David Linday commented to this article at the NYT:
Very interesting article, thank you.
I recently posted to my On Vietnam blog, an article titled: Japan to provide patrol ships to Vietnam amid maritime row with China | Thanh Nien Daily.
Japan has just sent five coast guard gun boats to Vietnam, and other aid, to help them contain China in the South China Sea. Japan is also giving military aid to the Philippines and other ASEAN nations. It would be useful in containing China if the US reached out to Vietnam as well. Since 937 AD, the Vietnamese have repulsed the Chinese advance on Southeast Asia at least eight times successfully. A modern Chinese military will pose a very grave threat to the independence of Vietnam and its neighbors.
10/12: My comment above has only 4 recommends at the NYT comments. Socrates is far more popular, and he writes about how over militarized we are, which is serious issue.
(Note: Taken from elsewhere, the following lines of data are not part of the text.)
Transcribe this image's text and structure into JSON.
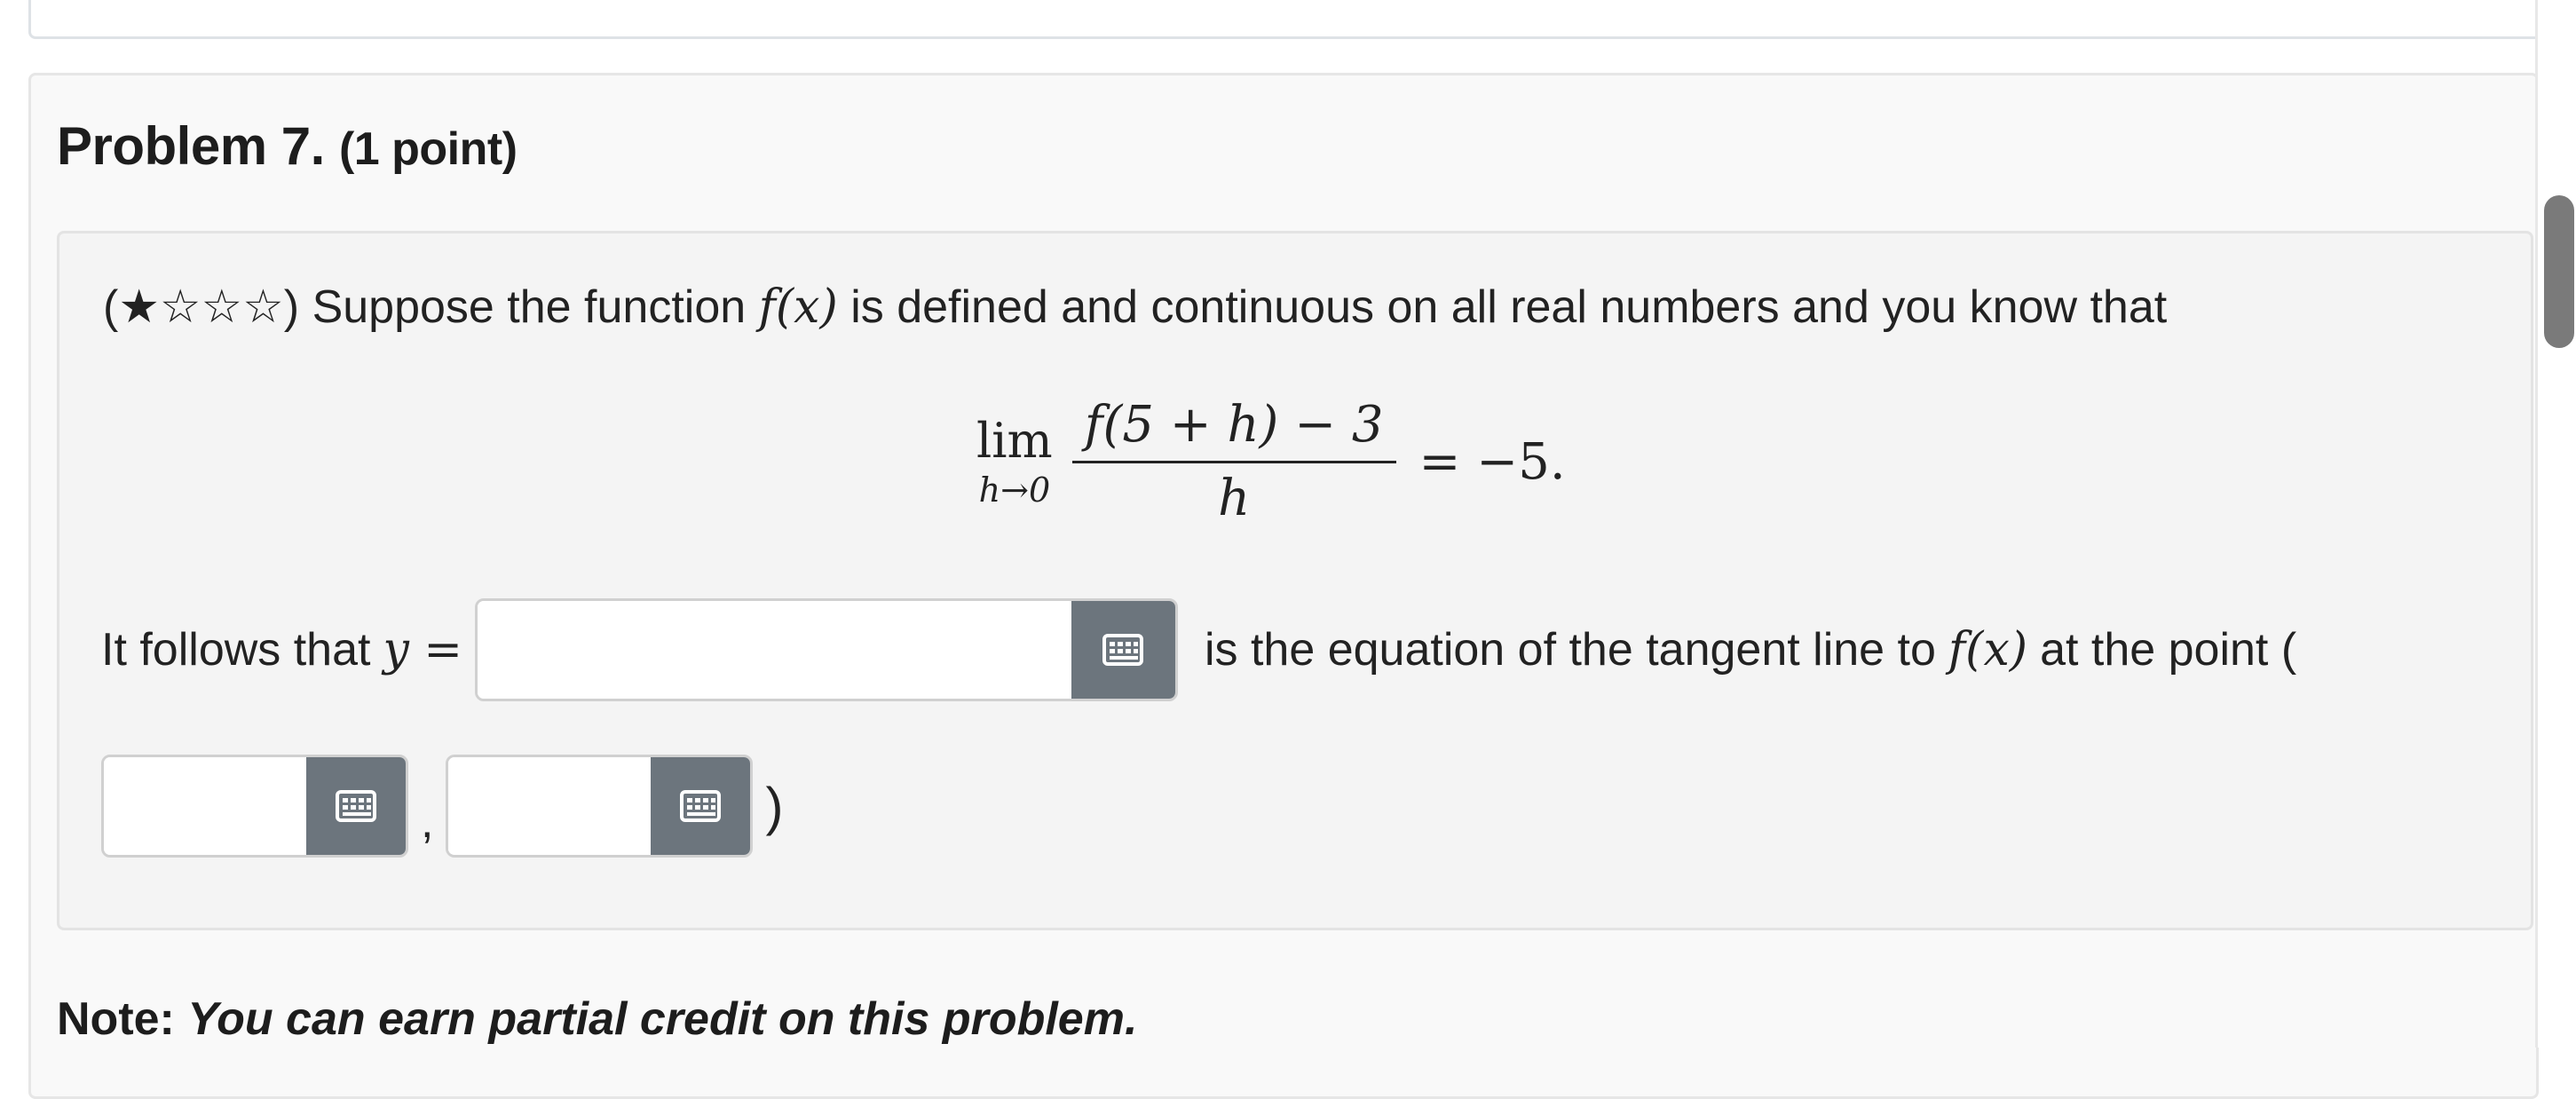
{
  "problem": {
    "title": "Problem 7.",
    "points": "(1 point)"
  },
  "statement": {
    "difficulty_stars": "(★☆☆☆)",
    "text_before_fx": "Suppose the function",
    "func": "f(x)",
    "text_after_fx": "is defined and continuous on all real numbers and you know that"
  },
  "limit": {
    "lim": "lim",
    "subscript": "h→0",
    "numerator": "f(5 + h) − 3",
    "denominator": "h",
    "rhs": "= −5."
  },
  "question": {
    "prefix": "It follows that",
    "y_label": "y =",
    "middle_text": "is the equation of the tangent line to",
    "func": "f(x)",
    "suffix": "at the point (",
    "comma": ",",
    "close": ")"
  },
  "answers": {
    "tangent_line": {
      "value": "",
      "placeholder": ""
    },
    "point_x": {
      "value": "",
      "placeholder": ""
    },
    "point_y": {
      "value": "",
      "placeholder": ""
    }
  },
  "icons": {
    "math_keyboard": "keyboard-icon"
  },
  "note": {
    "label": "Note:",
    "text": "You can earn partial credit on this problem."
  },
  "colors": {
    "keyboard_button": "#6c757d",
    "well_background": "#f4f4f4"
  }
}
I felt complellled to endorse his comment:
“China’s military spending, officially $144 billion in 2016, still lags far behind the more than $600 billion spent last year by the United States.”
China also has four times as many people – 1.3 billion – as the United States – 320 million people.
The United States spends about $2,000 per person versus a global country average of $200 per person.
China spends less on military than most other countries on both a per capita basis ($89) and as a percent of Chinese GDP (2.1%).
Other sources indicate the United States spends about $700 Billion on military expenses or about 43% of the world’s military expenditures.
America’s military expenditure per capita ($2,240) and its percent of American GDP spent on military (4.8%) are much higher than most other countries in the world.
Meanwhile, China has world-class high-speed rail and and a blossoming alternative energy and technology market.
And the USA has collapsing roads, rails, bridges, IQs and is bringing back coal.
We have met the enemy, and it’s the American military-industrial-right-wing-petro-state hawking Guns, Gas and Greed.
The Chinese are not America’s major threat.
Grand Old Poison is.
While this next post appears to correct Socrates, it seems to add a different ratio, than the one he gave above.
The link does confirm the writers ratio:
January 15, 2017
Defense spending was 59.2% of federal government consumption and
investment in 2016. *
$728.9 / $1,231.5 = 59.2%[ United States defense spending in 2016 was $728.9 billion. ]